The donor-supported mentoring organization carefully matches children with volunteer mentors in one-to-one staff-guided long-term mentoring relationships. The agency provides ongoing support to the volunteers, mentees and mentors throughout the course of each match to keep the mentoring friendship going strong.
Big Brothers Big Sisters’ 2011 Youth Outcomes Report, released earlier this year, shows statistically significant improvements for youth during their first year of enrollment in the mentoring program in educational success as well as avoidance of risky behaviors and socio-emotional competency, such as educational expectations. Youth progress in these areas is linked to longer-term outcomes, such as high school graduation, avoidance of juvenile delinquency, and college or job readiness.
“The Big Brothers Big Sisters Youth Outcomes Survey is an important tool in our commitment to hold ourselves accountable to the children, families and mentors we serve as well as the donors who support our programs,” said Marcus Madison. “We collect and use data to refine and improve our programs to achieve the greatest success for children enrolled in Big Brothers Big Sisters’ long-term, staff-supported one-to-one mentoring programs.”
The proprietary 2011 Big Brothers Big Sisters Youth Outcomes Report found statistically significant improvement in Big Brothers Big Sisters community-based mentees in three areas—educational-related success, avoidance of risky behaviors and socio-emotional competency. Statistically significant improvement in school-based Big Brothers Big Sisters mentees’ attitudes was found in two areas—educational-related success and socio-emotional competency.
• 94.5% and 95.2% of youth maintained an average or above average score(1) or indicated improvement in the area of educational success for Big Brothers Big Sisters community-based and school-based programs, respectively;

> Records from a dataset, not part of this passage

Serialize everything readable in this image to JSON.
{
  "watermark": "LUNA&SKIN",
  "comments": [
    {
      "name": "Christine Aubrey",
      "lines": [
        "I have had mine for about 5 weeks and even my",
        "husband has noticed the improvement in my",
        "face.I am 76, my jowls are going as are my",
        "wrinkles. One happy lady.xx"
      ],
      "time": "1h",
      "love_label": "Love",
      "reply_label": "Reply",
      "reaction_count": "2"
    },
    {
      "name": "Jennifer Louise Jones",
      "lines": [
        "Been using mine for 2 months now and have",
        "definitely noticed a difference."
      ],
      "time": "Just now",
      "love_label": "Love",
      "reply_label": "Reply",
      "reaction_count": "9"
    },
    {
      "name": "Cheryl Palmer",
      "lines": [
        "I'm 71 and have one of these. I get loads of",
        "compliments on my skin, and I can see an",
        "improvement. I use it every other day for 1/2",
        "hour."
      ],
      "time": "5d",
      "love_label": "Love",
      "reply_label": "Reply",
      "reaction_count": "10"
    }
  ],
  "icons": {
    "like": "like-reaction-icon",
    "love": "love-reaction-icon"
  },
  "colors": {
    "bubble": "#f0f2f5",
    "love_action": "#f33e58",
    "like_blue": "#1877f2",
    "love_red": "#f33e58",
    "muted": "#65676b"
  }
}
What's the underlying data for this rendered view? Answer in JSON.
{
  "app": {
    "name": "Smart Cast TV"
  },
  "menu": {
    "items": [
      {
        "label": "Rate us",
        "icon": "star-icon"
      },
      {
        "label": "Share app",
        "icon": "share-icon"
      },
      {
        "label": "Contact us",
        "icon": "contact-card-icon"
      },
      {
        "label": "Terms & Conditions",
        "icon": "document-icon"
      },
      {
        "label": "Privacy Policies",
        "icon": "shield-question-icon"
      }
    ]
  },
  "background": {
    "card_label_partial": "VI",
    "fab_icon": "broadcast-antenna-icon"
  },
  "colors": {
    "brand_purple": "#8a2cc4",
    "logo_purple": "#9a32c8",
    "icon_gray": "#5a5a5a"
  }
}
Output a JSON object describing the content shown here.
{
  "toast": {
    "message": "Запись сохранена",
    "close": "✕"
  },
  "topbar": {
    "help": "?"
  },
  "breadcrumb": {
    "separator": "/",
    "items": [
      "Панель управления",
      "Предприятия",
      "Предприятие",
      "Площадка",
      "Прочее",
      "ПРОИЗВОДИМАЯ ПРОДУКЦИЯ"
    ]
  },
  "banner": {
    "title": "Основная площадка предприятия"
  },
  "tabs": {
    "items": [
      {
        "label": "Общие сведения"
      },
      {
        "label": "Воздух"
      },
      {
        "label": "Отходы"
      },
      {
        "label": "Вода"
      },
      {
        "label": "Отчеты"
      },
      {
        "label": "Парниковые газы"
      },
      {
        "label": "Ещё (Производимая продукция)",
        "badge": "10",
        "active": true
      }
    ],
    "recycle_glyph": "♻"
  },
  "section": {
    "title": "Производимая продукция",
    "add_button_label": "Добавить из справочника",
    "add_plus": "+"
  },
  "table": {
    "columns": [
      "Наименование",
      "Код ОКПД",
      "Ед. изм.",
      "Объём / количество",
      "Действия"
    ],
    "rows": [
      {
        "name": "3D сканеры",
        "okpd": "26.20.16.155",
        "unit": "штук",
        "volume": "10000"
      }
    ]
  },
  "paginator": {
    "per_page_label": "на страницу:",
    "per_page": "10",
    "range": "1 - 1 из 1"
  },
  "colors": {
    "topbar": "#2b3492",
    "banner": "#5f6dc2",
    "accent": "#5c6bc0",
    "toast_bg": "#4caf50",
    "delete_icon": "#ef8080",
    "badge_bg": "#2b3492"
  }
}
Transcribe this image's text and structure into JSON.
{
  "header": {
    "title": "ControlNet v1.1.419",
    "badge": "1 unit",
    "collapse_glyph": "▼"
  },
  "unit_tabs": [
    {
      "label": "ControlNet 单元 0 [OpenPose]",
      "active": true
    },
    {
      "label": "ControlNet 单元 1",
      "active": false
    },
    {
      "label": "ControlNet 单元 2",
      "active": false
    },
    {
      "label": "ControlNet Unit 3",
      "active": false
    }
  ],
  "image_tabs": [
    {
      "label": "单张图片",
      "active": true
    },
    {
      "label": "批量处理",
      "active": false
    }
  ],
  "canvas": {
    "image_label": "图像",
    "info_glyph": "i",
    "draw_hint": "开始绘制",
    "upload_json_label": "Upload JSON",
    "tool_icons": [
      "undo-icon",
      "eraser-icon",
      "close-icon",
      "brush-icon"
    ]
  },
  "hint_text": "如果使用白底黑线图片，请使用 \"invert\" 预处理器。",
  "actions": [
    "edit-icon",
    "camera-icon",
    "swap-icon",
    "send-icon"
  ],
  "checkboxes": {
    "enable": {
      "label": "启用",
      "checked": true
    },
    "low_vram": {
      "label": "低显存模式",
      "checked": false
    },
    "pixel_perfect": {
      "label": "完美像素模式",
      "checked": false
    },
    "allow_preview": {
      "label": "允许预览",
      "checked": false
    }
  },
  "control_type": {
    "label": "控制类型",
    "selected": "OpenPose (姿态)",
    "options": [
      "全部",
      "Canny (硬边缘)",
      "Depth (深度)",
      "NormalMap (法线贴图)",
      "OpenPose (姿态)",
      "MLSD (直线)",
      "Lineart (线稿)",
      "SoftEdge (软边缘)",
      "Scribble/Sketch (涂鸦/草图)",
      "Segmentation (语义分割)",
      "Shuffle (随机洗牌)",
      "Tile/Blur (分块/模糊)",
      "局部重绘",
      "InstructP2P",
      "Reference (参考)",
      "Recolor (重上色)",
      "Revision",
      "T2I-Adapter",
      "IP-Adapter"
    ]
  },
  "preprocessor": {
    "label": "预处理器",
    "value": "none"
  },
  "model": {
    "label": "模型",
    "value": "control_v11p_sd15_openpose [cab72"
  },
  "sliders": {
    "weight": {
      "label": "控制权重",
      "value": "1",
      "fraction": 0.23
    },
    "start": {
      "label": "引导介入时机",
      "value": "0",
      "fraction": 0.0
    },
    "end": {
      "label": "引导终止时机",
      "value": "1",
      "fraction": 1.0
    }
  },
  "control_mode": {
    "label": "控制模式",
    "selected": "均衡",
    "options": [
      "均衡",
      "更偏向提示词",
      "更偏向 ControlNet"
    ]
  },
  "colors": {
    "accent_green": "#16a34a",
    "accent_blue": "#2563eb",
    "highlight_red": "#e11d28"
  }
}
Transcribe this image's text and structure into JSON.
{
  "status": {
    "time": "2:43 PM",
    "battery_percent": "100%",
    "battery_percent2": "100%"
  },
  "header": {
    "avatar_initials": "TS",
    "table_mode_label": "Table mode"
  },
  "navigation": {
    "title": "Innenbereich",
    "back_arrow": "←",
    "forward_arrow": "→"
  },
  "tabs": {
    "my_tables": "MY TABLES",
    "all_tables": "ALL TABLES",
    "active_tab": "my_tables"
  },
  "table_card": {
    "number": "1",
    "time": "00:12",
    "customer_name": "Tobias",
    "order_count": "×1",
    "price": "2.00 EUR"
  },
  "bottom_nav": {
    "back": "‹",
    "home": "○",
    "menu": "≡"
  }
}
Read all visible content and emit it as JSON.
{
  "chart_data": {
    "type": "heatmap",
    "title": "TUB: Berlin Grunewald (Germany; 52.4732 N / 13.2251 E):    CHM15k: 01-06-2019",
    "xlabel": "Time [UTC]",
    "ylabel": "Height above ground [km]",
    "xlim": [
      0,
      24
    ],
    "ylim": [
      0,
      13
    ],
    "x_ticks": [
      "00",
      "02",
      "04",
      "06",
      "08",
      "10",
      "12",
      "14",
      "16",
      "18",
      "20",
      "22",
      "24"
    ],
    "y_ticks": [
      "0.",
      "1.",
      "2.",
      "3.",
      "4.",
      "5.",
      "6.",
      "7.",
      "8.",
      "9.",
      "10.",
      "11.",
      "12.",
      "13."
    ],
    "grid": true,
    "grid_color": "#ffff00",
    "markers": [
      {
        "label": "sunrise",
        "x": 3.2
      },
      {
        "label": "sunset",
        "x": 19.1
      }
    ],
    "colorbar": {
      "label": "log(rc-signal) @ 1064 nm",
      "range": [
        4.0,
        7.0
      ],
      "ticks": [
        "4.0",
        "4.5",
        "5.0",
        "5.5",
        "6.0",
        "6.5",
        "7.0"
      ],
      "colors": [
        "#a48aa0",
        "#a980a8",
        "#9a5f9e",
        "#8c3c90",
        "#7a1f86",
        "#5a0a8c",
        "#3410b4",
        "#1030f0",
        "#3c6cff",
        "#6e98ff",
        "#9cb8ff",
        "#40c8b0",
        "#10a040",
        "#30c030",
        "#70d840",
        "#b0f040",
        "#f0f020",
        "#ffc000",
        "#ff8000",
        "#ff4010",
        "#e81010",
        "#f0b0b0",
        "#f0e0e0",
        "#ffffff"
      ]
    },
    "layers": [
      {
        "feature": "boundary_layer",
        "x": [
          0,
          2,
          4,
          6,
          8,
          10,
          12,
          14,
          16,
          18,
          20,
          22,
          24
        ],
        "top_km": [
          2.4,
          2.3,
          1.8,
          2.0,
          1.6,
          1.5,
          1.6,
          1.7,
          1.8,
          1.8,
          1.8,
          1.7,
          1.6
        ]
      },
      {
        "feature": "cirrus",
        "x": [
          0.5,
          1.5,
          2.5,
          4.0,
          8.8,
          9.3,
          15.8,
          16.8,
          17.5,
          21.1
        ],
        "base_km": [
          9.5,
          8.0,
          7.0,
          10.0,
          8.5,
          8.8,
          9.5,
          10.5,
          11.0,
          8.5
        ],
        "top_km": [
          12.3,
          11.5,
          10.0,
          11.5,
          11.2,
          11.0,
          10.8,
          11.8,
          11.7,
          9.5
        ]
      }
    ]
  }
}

• 97.9% and 96.6% of youth maintained an average or above average score(1) or indicated improvement in the area of socio-emotional competence for Big Brothers Big Sisters community-based and its school-based programs, respectively;
• 88.8% and 83.4% of youth maintained an average or above average score(1) or indicated improvement in the area of avoidance of risky behaviors for Big Brothers Big Sisters community-based and school-based programs, respectively.
The proprietary Big Brothers Big Sisters’ Youth Outcomes Survey, developed with the support of some of the nation’s leading experts in child development, tracks the nationwide mentoring program’s “Littles’” attitudes about eight specific measures:
- Social acceptance
- Parental trust
- Scholastic competency
- Presence of a special adult
- Educational expectations
- Attitudes toward risk (including smoking, drinking, drugs, skipping school, hitting, breaking rules in school, and being late for school)
- Grades (academic achievement)
(1) Maintaining and improving was determined by whether a child scored at or above the mean at baseline and maintained that score at follow-up or had a higher score at follow-up compared to baseline.